[RAW DATA — start]

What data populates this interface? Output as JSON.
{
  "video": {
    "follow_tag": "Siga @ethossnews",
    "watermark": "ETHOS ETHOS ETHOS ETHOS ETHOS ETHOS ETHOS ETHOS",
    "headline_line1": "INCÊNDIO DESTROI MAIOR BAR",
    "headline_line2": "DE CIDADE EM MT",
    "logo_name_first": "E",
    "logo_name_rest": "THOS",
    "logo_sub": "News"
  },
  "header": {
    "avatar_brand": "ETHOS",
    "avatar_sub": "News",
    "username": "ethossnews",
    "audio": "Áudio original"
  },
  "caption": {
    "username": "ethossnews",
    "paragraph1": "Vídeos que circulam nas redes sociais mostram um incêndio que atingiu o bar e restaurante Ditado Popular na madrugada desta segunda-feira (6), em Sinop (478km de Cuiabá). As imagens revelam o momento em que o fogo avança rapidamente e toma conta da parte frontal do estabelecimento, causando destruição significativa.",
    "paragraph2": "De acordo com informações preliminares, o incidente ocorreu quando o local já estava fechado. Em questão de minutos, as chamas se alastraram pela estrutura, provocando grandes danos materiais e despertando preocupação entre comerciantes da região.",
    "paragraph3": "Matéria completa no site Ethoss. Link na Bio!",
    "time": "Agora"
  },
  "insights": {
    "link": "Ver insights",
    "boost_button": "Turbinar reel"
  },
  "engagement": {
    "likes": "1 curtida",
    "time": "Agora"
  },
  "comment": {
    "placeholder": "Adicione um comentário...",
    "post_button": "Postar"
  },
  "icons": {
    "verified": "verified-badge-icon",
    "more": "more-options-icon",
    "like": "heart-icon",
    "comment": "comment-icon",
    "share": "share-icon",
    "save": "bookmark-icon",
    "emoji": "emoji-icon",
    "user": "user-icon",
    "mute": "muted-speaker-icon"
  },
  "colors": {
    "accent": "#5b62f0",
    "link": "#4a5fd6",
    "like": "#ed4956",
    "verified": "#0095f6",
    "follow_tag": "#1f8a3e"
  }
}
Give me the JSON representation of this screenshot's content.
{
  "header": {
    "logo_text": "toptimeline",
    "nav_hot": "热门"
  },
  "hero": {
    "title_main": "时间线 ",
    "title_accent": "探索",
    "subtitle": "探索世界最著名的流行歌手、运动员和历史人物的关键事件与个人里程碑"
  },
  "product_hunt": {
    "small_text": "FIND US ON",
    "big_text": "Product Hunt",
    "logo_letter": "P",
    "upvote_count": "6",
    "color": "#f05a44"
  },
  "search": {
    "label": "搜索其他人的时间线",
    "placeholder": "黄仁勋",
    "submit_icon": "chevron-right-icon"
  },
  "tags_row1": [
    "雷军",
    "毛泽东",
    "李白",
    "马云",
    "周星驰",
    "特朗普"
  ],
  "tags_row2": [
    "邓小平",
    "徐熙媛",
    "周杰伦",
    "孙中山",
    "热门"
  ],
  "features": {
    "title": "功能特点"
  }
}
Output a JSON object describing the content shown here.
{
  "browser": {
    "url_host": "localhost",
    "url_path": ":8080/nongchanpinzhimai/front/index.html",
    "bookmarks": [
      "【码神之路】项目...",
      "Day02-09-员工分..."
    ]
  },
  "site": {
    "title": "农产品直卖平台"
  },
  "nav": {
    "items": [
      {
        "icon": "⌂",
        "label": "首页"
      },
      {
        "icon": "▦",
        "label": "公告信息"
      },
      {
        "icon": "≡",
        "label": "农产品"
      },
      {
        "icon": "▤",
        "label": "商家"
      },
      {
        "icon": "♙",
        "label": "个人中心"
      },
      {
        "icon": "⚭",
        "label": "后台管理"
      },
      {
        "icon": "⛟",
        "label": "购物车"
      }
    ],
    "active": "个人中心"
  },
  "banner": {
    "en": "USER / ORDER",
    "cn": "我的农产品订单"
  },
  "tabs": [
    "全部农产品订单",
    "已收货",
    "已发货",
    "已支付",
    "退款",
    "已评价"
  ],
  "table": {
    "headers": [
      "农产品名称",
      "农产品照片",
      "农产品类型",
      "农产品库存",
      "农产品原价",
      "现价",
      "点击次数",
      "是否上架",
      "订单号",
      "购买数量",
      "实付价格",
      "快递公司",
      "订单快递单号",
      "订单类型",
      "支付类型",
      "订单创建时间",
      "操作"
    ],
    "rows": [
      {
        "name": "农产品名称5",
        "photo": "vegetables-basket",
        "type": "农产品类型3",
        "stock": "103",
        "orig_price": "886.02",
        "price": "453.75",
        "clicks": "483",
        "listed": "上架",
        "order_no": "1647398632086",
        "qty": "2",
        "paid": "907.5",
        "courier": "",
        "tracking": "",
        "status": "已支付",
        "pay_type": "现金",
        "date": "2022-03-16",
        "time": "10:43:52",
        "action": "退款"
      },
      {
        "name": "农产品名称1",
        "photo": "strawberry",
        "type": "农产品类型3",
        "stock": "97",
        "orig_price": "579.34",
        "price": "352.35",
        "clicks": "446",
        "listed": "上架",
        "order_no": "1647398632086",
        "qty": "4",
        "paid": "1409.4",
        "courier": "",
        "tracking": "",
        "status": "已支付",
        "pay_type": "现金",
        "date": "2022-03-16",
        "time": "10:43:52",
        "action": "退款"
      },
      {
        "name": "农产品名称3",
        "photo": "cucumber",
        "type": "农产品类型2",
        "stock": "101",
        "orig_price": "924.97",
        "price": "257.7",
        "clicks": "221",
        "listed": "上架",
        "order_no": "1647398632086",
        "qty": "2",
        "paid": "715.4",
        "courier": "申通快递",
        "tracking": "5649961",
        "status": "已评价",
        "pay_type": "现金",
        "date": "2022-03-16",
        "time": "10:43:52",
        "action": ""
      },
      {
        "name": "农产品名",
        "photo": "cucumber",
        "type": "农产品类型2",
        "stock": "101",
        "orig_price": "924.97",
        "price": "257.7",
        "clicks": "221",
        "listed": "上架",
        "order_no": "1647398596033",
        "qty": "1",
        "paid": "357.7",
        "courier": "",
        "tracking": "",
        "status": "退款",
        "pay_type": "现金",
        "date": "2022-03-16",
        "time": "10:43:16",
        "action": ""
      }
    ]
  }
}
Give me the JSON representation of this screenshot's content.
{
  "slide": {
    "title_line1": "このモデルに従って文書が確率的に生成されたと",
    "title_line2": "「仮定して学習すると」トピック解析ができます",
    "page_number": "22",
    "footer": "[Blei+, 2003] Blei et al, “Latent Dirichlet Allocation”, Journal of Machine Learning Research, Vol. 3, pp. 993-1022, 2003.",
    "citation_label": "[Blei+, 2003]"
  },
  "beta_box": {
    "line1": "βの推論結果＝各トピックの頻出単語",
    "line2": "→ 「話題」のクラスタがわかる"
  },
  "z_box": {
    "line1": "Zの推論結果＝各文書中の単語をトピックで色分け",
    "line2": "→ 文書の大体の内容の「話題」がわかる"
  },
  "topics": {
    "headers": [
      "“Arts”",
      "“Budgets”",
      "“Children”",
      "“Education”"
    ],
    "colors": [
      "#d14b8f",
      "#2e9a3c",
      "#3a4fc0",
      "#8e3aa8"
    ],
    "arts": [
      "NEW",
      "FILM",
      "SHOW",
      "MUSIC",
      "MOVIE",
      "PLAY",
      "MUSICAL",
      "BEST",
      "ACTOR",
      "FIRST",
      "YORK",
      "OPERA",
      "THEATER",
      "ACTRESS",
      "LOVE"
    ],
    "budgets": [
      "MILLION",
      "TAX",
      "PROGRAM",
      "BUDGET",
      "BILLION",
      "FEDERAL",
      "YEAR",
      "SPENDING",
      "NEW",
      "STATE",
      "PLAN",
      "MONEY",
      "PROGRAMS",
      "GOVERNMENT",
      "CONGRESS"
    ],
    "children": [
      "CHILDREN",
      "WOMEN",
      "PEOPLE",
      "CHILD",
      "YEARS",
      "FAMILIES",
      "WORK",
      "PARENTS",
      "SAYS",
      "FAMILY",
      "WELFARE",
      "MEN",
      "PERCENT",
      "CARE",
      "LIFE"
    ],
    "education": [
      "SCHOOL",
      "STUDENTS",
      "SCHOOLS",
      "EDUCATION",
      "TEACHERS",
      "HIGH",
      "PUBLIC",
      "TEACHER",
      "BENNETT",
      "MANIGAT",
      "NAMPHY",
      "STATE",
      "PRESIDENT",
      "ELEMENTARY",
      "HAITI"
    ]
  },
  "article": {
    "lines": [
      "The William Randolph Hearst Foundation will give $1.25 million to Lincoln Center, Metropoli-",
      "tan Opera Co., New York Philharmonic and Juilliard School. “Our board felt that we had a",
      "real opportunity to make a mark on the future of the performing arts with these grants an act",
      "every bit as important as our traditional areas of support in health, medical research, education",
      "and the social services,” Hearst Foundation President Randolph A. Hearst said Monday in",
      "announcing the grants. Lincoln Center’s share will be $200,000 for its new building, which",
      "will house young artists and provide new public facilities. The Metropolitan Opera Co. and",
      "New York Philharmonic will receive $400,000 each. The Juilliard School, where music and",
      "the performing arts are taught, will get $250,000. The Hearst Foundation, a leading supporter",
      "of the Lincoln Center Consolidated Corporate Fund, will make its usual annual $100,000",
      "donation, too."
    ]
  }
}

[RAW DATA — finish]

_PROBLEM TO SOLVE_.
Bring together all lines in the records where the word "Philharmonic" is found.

_EXERCISE OUTPUT_.
      "tan Opera Co., New York Philharmonic and Juilliard School. “Our board felt that we had a",
      "New York Philharmonic will receive $400,000 each. The Juilliard School, where music and",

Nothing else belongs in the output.